So - see previous post - valid sacraments can exist outside the Church. But that could simply mean that individuals might 'possess' valid Baptism, or valid Order, as mere individuals, outside the boundaries of the Church. But Roman praxis soon went far beyond this minimalist approach. When groups of dissidents wished to be reconciled to the Holy See, they were in fact regarded as members of corporate churches; as, for example, in the 'Union' Councils of the Middle Ages. And when the Ukrainians sought union with Rome; when the Melchite patriarchate of Antioch did the same in the 1720s; they were received as Churches. Nobody said 'Well, your orders are valid but your clergy lack jurisdiction, so you'd all better go to Confession and make a General Confession now that you're Inside the Church'. Jurisdiction to absolve validly was assumed, in the relaxed atmosphere of the eighteenth century Aegean, to exist among the Byzantine clergy, and tidy theorists were still discussing in the early twentieth century exactly how it was that 'schismatics' did have jurisdiction (remember that in Western theology it is not enough to be validly ordained to absolve; you need jurisdiction). Nor, when the Great Western Schism was healed, did the papacy regard the countries which had adhered to (what became thought of as) antipopes as needing radical adjustments of the canonical life they had led while 'in schism'.
And consider England during the period 1534-1554. Suppose, in, say, 1548, you had a parish priest who was ordained in, say, 1540 by a bishop consecrated and installed in, say, 1536. The orders of both priest and bishop would be valid, but neither possessed jurisdiction (because the bishop was installed without papal mandate). But I do not recall that any of Cardinal Pole's enactments required much of the peasantry of England to make a general confession and be absolve from all the sins they had committed since the start of the Henrician disorders.
It had become accepted, not only that valid sacraments could exist outside the Roman Unity, but that authentic church life with real 'jurisdiction' existed ouside that unity.
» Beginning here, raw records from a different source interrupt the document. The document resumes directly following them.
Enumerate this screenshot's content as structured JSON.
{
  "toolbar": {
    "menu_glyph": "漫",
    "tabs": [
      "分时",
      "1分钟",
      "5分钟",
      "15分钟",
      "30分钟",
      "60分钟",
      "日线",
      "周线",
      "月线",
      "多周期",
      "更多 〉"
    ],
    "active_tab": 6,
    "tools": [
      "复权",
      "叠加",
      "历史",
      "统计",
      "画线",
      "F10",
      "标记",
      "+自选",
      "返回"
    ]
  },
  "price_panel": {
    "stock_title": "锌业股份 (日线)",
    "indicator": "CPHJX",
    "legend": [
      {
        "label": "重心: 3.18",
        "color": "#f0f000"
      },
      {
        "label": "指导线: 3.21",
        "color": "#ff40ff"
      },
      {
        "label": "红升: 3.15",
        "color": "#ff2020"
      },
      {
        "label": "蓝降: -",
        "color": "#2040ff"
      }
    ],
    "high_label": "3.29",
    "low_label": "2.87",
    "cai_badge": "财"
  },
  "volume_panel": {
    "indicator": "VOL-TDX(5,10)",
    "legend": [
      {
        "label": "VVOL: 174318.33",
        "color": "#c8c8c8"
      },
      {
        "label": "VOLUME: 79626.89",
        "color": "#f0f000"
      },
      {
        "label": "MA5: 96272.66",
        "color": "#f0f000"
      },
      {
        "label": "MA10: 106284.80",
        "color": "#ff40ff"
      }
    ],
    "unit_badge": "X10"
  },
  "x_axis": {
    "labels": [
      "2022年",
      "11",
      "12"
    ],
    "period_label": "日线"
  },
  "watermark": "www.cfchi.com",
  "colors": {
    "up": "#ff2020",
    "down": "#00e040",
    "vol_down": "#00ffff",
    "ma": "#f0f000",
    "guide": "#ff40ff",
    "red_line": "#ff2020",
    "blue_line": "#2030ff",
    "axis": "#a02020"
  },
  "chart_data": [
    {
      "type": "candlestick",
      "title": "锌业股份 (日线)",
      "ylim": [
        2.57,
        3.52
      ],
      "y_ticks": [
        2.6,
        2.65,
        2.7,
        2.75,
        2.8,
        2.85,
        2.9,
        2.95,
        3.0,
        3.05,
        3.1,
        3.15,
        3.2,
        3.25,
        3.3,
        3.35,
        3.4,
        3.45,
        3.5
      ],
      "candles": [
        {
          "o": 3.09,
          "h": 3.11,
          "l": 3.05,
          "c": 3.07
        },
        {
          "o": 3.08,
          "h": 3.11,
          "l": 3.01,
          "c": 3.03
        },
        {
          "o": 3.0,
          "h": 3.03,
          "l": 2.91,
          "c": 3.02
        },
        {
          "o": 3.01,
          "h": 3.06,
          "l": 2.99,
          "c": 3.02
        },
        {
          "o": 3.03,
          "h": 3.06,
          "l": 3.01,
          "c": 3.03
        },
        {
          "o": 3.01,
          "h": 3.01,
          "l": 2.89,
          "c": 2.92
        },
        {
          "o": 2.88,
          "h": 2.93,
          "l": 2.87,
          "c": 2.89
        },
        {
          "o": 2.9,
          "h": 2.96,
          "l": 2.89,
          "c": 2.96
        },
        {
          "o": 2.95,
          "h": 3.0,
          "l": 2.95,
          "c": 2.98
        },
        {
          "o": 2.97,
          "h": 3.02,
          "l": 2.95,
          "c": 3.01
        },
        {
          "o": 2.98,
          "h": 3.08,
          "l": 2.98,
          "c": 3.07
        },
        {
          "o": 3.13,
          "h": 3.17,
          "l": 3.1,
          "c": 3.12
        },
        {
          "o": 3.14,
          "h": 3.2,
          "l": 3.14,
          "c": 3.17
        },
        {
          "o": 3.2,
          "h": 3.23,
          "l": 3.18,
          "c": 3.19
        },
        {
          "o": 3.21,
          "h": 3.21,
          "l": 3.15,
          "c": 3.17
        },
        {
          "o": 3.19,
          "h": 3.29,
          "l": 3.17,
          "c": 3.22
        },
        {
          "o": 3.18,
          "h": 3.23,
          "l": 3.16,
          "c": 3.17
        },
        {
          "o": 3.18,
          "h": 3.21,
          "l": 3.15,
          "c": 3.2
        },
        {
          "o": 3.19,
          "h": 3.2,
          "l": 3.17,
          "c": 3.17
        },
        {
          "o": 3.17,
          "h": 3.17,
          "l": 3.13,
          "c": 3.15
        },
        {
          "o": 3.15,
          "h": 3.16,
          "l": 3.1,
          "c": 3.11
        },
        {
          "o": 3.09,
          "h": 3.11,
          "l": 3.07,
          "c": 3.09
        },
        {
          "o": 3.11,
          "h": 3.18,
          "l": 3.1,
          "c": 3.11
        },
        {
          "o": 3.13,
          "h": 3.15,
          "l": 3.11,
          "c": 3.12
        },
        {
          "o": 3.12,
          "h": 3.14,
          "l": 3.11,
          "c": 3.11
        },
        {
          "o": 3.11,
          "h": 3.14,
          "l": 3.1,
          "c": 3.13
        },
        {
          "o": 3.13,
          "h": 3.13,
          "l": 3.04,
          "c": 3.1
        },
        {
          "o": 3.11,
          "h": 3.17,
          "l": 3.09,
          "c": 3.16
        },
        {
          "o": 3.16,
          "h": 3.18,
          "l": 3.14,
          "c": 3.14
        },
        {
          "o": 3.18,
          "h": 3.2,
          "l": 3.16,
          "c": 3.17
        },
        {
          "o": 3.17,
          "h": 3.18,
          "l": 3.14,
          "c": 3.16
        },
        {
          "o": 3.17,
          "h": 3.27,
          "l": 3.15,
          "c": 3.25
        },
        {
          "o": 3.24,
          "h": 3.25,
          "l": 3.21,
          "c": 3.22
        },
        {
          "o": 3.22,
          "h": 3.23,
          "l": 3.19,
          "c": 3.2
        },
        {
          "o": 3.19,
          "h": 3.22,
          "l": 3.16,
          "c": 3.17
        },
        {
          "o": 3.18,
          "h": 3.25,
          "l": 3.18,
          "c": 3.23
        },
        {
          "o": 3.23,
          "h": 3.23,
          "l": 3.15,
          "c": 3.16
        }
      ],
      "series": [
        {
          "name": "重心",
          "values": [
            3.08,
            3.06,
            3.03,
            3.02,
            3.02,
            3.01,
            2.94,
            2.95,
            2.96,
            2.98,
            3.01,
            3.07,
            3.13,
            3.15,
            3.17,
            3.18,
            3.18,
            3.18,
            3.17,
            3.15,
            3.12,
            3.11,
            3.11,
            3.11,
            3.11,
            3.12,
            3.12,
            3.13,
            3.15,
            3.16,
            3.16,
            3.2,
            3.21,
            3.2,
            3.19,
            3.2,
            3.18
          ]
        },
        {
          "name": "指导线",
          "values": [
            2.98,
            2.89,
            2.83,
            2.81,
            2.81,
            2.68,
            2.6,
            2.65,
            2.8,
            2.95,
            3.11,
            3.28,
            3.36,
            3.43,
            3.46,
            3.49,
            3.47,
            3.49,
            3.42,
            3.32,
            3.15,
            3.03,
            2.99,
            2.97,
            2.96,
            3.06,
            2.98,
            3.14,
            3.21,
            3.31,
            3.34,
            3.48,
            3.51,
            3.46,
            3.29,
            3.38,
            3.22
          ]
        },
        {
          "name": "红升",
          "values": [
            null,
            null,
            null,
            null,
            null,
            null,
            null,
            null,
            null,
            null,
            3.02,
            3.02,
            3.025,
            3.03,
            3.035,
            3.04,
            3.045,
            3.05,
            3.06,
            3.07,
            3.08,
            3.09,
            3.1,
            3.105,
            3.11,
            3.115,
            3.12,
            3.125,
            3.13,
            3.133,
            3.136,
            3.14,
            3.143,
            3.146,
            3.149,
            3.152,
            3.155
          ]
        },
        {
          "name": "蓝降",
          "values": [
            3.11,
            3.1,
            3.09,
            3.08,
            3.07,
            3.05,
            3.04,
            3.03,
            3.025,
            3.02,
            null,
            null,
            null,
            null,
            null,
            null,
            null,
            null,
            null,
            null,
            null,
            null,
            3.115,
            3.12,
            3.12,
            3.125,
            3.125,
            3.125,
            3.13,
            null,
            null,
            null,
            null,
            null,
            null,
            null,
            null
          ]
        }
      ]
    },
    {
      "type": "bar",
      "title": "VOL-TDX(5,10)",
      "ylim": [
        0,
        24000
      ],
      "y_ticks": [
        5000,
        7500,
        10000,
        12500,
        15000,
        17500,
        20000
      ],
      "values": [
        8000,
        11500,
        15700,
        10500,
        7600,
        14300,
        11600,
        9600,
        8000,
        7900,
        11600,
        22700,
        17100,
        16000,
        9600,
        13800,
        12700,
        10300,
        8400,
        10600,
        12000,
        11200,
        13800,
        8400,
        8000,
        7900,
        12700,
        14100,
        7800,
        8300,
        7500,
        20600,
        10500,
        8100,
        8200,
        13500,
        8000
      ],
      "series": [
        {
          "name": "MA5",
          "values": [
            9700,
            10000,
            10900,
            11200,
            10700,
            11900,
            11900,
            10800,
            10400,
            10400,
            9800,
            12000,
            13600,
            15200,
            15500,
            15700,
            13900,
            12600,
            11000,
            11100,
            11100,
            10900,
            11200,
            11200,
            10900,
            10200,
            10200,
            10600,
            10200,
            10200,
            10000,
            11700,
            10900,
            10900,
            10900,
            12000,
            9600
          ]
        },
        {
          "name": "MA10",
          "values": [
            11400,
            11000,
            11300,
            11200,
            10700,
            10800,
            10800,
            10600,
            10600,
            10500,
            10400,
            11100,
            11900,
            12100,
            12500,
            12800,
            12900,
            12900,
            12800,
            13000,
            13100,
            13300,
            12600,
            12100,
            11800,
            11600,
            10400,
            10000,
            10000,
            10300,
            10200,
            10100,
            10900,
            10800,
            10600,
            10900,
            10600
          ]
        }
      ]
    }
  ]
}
Whatever the notorious bull Unam sanctam of Boniface VIII, in which he stated the necessity of all to be subject to the Roman Pontiff, did mean, it was not in practice held to mean that (for example) the Byzantine churches were not in some sense real churches.
My tendency is increasingly to become prolix. I'm sorry. I'll get onto Joseph Ratzinger's contribution to ecumenical theology next time.